Now I want to teach something different.

At the farm I have the opportunity to not only show people about how to make flowers but how to do all sorts of things. Grow flowers, grow beans. Use beans in flower arrangements, dry beans, soak beans (2 days before you plan to eat them), cook beans. A lot of people don't think about cooking with dried beans, but they should! They are the key to the future, along with more cereal (wheat and grain) crops. Sometimes I want roasted lamb with beans. So we raise some of our sheep for meat. If our sheep rotationally graze in the same field as the beans grow, then they spread their manure around, and we get better beans. And better flowers to set on the table when we make a special lamb dinner. And softer wool for the blankets we make.

I want to show people how to set the table. I want to show people about real economy.

For a long time I was confused about how to define this next chapter for saipua. How to talk about what I wanted here with flowers and farming, what our mission was going to be, how to make a living around agriculture.

There have been a lot of long months of relative stillness, my tongue flicking and tasting the air. Endless circular and sluggish conversations around business, capitalism, the selling of experiences, etc. Maybe you knew it all along, or saw it coming and maybe I did too, but was too deeply entrenched in the details of it to see what was emerging, what was coming into focus.

Worlds End, Saipua, The Coyote Cafeterias, all these things are all part of a SCHOOL with the simplest curriculum: HOW TO LIVE



HOW TO LIVE: is a phrase Andrea Zittel uses powerfully in her work and it's stuck with me since I first heard it. Zoe has spent time at AZ West and brought back many ideas from Andrea's projects there that have influenced our thinking to some degree here. Borrowing this phrase, which I can't seem to alter in any way to better explain what our mission is here, is a nod to a spirit of collectivism I hope to continue to weave across all sorts of groups, collective endeavors, businesses and schools which are 'up to stuff' in a similar spirit. The Cabbage SchoolSuccurroThe Root Community are a few that come to mind immediately in our circle...

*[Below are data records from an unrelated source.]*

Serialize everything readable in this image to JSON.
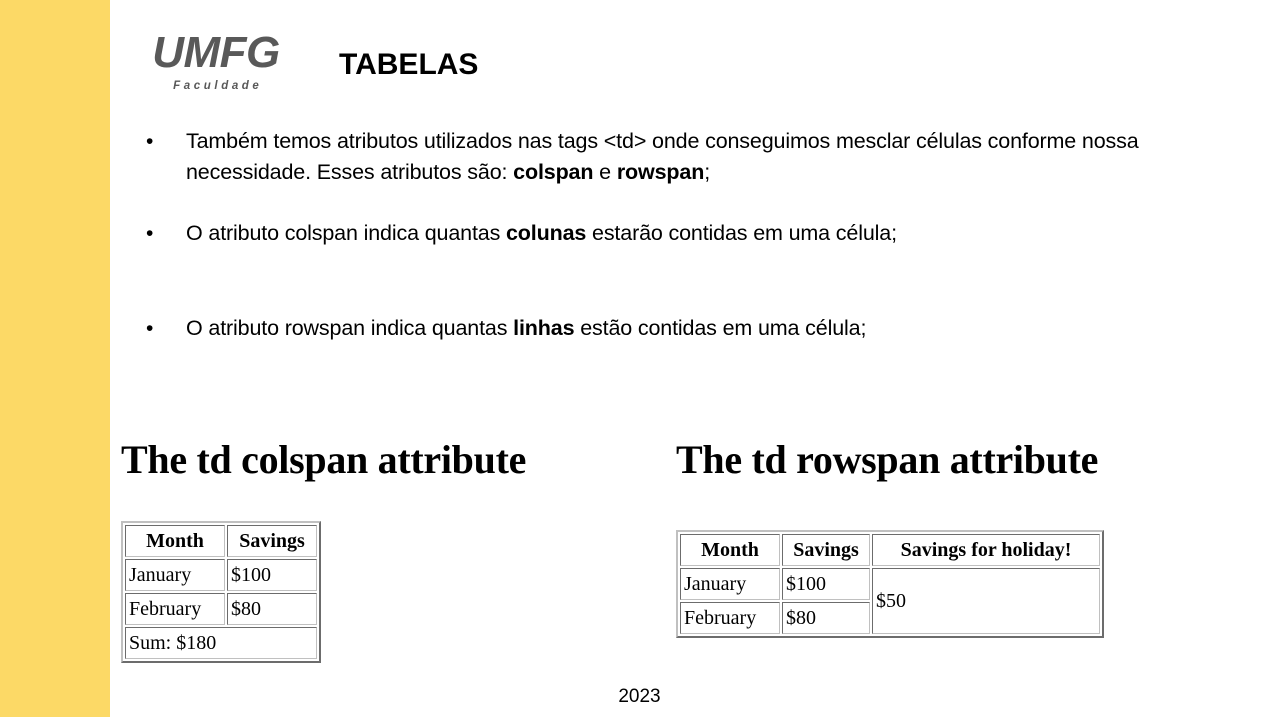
{
  "accent": {
    "color": "#fcd966"
  },
  "header": {
    "logo_word": "UMFG",
    "logo_sub": "Faculdade",
    "title": "TABELAS"
  },
  "bullets": [
    {
      "marker": "•",
      "parts": [
        {
          "text": "Também temos atributos utilizados nas tags <td> onde conseguimos mesclar células conforme nossa necessidade. Esses atributos são: ",
          "bold": false
        },
        {
          "text": "colspan",
          "bold": true
        },
        {
          "text": " e ",
          "bold": false
        },
        {
          "text": "rowspan",
          "bold": true
        },
        {
          "text": ";",
          "bold": false
        }
      ]
    },
    {
      "marker": "•",
      "parts": [
        {
          "text": "O atributo colspan indica quantas ",
          "bold": false
        },
        {
          "text": "colunas",
          "bold": true
        },
        {
          "text": " estarão contidas em uma célula;",
          "bold": false
        }
      ]
    },
    {
      "marker": "•",
      "parts": [
        {
          "text": "O atributo rowspan indica quantas ",
          "bold": false
        },
        {
          "text": "linhas",
          "bold": true
        },
        {
          "text": " estão contidas em uma célula;",
          "bold": false
        }
      ]
    }
  ],
  "examples": {
    "colspan": {
      "heading": "The td colspan attribute",
      "table": {
        "headers": [
          "Month",
          "Savings"
        ],
        "rows": [
          [
            "January",
            "$100"
          ],
          [
            "February",
            "$80"
          ]
        ],
        "footer_cell": {
          "text": "Sum: $180",
          "colspan": 2
        }
      }
    },
    "rowspan": {
      "heading": "The td rowspan attribute",
      "table": {
        "headers": [
          "Month",
          "Savings",
          "Savings for holiday!"
        ],
        "rows": [
          [
            "January",
            "$100"
          ],
          [
            "February",
            "$80"
          ]
        ],
        "rowspan_cell": {
          "text": "$50",
          "rowspan": 2
        }
      }
    }
  },
  "footer": {
    "year": "2023"
  }
}
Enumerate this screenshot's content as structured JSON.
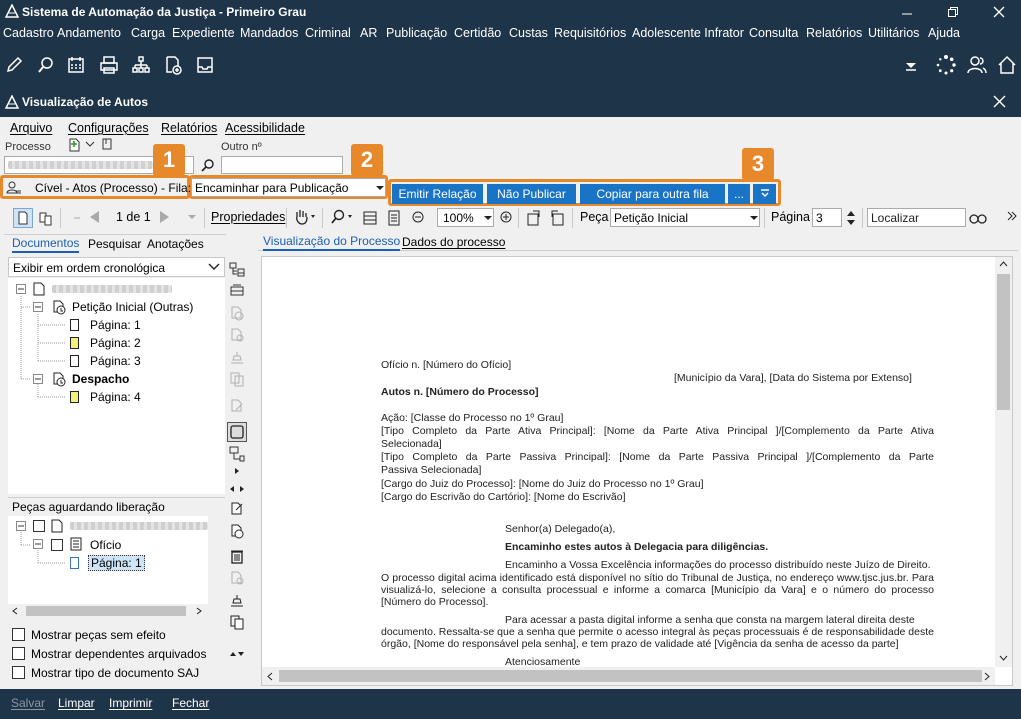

CHILDREN: If you watch our instagram stories, you may be wondering where all the children have been coming from. In an unexpected turn of events, my nephew Finn, 5 years old has come to live at Worlds End for a while. This has been a stressful and enlightening experience for me. Some of the contractors who have been working to finish our visitor center have been bringing their children to work and so Zoe and I find ourselves in the middle of what is essentially a day care center in the middle of a construction zone in the middle of a working farm. It's exhilarating, emotional and absolutely dangerous and full of new modes of creativity for us that were previously locked. The last few weeks have confirmed for me two things; we absolutely need to have a program here for children, and I don't want my own. 

Tuesday, March 5, 2019

notes from here/building an Advisory Board

My winter of solitude is over, Zoe is back from her adventures and time at AZ West. 
The snowball gains momentum.

Thank you to all of you who signed up for our Residency Program. Many of you who didn't resister before it sold out have written to ask about additional weeks - we're considering adding a June week and a September week and should finalize that in the next few days. As always, signing up for the newsletter is the best way to be alerted to programs, etc. 

Finally, I'm working on forming a WORLDS END Advisory Board. A group of about 12 people from different backgrounds who care deeply about this place and what we're trying to build here. I'd like to find a lawyer (practicing in NY State) and a Licensed Architect. 

If you or someone you know might be interested in lending their knowledge to quarterly phone meetings and an annual in-personal meeting here at the farm, please have them reach out to me (sarah@saipua.com).